### TASK TO COMPLETE
Return every line below exactly, leaving nothing out.

**** SUPPLIED DATA ****

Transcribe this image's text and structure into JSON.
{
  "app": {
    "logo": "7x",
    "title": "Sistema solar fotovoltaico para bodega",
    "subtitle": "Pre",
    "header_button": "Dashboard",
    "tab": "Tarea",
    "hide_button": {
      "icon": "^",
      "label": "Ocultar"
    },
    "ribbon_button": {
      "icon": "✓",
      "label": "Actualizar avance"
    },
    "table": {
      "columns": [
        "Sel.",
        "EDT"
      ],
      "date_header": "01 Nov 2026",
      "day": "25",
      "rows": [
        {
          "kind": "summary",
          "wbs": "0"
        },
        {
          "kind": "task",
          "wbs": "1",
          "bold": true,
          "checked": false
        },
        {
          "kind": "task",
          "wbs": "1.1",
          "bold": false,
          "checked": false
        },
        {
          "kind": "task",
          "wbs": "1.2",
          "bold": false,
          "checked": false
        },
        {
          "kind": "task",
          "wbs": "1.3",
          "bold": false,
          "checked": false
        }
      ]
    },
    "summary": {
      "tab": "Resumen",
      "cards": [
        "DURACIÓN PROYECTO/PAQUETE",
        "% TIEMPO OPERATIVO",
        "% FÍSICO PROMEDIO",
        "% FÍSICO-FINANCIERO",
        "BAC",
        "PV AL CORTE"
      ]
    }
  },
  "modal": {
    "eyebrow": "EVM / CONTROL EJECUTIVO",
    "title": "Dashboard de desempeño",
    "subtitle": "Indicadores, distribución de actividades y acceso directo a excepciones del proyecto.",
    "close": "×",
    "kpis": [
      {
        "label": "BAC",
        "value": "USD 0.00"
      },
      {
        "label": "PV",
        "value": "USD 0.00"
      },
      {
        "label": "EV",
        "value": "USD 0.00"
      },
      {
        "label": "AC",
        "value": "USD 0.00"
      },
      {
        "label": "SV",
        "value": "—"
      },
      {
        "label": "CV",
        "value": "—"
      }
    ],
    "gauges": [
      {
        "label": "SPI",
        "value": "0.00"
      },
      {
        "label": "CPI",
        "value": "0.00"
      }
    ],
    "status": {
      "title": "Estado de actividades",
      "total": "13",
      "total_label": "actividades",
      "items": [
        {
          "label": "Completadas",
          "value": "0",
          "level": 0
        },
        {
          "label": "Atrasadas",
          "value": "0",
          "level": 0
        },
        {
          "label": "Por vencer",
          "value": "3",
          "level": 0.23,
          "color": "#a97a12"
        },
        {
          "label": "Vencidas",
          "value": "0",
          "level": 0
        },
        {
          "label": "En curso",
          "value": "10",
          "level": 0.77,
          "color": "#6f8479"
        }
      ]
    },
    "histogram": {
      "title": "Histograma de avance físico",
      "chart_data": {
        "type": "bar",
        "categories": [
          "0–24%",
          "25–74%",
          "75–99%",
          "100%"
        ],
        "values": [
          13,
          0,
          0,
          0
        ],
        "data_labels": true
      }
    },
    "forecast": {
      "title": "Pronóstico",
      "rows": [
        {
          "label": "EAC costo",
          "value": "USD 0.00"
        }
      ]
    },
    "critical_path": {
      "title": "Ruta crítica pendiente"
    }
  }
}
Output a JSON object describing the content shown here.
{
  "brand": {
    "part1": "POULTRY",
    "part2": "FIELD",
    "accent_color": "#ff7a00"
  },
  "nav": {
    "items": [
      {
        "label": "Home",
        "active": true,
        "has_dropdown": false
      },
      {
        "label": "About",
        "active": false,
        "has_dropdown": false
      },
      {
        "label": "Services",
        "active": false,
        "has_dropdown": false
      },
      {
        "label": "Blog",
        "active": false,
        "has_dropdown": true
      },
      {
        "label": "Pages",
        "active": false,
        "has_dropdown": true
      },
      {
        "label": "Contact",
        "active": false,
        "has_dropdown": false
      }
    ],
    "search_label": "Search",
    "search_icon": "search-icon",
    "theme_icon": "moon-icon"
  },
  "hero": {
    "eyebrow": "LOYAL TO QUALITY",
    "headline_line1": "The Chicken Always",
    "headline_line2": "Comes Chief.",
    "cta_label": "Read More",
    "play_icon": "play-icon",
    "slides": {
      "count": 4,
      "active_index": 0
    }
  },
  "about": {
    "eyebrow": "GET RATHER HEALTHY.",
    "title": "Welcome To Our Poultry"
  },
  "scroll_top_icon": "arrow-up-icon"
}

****

### YOUR SOLUTION
Transcribe this image's text and structure into JSON.
{
  "app": {
    "logo": "7x",
    "title": "Sistema solar fotovoltaico para bodega",
    "subtitle": "Pre",
    "header_button": "Dashboard",
    "tab": "Tarea",
    "hide_button": {
      "icon": "^",
      "label": "Ocultar"
    },
    "ribbon_button": {
      "icon": "✓",
      "label": "Actualizar avance"
    },
    "table": {
      "columns": [
        "Sel.",
        "EDT"
      ],
      "date_header": "01 Nov 2026",
      "day": "25",
      "rows": [
        {
          "kind": "summary",
          "wbs": "0"
        },
        {
          "kind": "task",
          "wbs": "1",
          "bold": true,
          "checked": false
        },
        {
          "kind": "task",
          "wbs": "1.1",
          "bold": false,
          "checked": false
        },
        {
          "kind": "task",
          "wbs": "1.2",
          "bold": false,
          "checked": false
        },
        {
          "kind": "task",
          "wbs": "1.3",
          "bold": false,
          "checked": false
        }
      ]
    },
    "summary": {
      "tab": "Resumen",
      "cards": [
        "DURACIÓN PROYECTO/PAQUETE",
        "% TIEMPO OPERATIVO",
        "% FÍSICO PROMEDIO",
        "% FÍSICO-FINANCIERO",
        "BAC",
        "PV AL CORTE"
      ]
    }
  },
  "modal": {
    "eyebrow": "EVM / CONTROL EJECUTIVO",
    "title": "Dashboard de desempeño",
    "subtitle": "Indicadores, distribución de actividades y acceso directo a excepciones del proyecto.",
    "close": "×",
    "kpis": [
      {
        "label": "BAC",
        "value": "USD 0.00"
      },
      {
        "label": "PV",
        "value": "USD 0.00"
      },
      {
        "label": "EV",
        "value": "USD 0.00"
      },
      {
        "label": "AC",
        "value": "USD 0.00"
      },
      {
        "label": "SV",
        "value": "—"
      },
      {
        "label": "CV",
        "value": "—"
      }
    ],
    "gauges": [
      {
        "label": "SPI",
        "value": "0.00"
      },
      {
        "label": "CPI",
        "value": "0.00"
      }
    ],
    "status": {
      "title": "Estado de actividades",
      "total": "13",
      "total_label": "actividades",
      "items": [
        {
          "label": "Completadas",
          "value": "0",
          "level": 0
        },
        {
          "label": "Atrasadas",
          "value": "0",
          "level": 0
        },
        {
          "label": "Por vencer",
          "value": "3",
          "level": 0.23,
          "color": "#a97a12"
        },
        {
          "label": "Vencidas",
          "value": "0",
          "level": 0
        },
        {
          "label": "En curso",
          "value": "10",
          "level": 0.77,
          "color": "#6f8479"
        }
      ]
    },
    "histogram": {
      "title": "Histograma de avance físico",
      "chart_data": {
        "type": "bar",
        "categories": [
          "0–24%",
          "25–74%",
          "75–99%",
          "100%"
        ],
        "values": [
          13,
          0,
          0,
          0
        ],
        "data_labels": true
      }
    },
    "forecast": {
      "title": "Pronóstico",
      "rows": [
        {
          "label": "EAC costo",
          "value": "USD 0.00"
        }
      ]
    },
    "critical_path": {
      "title": "Ruta crítica pendiente"
    }
  }
}
Output a JSON object describing the content shown here.
{
  "brand": {
    "part1": "POULTRY",
    "part2": "FIELD",
    "accent_color": "#ff7a00"
  },
  "nav": {
    "items": [
      {
        "label": "Home",
        "active": true,
        "has_dropdown": false
      },
      {
        "label": "About",
        "active": false,
        "has_dropdown": false
      },
      {
        "label": "Services",
        "active": false,
        "has_dropdown": false
      },
      {
        "label": "Blog",
        "active": false,
        "has_dropdown": true
      },
      {
        "label": "Pages",
        "active": false,
        "has_dropdown": true
      },
      {
        "label": "Contact",
        "active": false,
        "has_dropdown": false
      }
    ],
    "search_label": "Search",
    "search_icon": "search-icon",
    "theme_icon": "moon-icon"
  },
  "hero": {
    "eyebrow": "LOYAL TO QUALITY",
    "headline_line1": "The Chicken Always",
    "headline_line2": "Comes Chief.",
    "cta_label": "Read More",
    "play_icon": "play-icon",
    "slides": {
      "count": 4,
      "active_index": 0
    }
  },
  "about": {
    "eyebrow": "GET RATHER HEALTHY.",
    "title": "Welcome To Our Poultry"
  },
  "scroll_top_icon": "arrow-up-icon"
}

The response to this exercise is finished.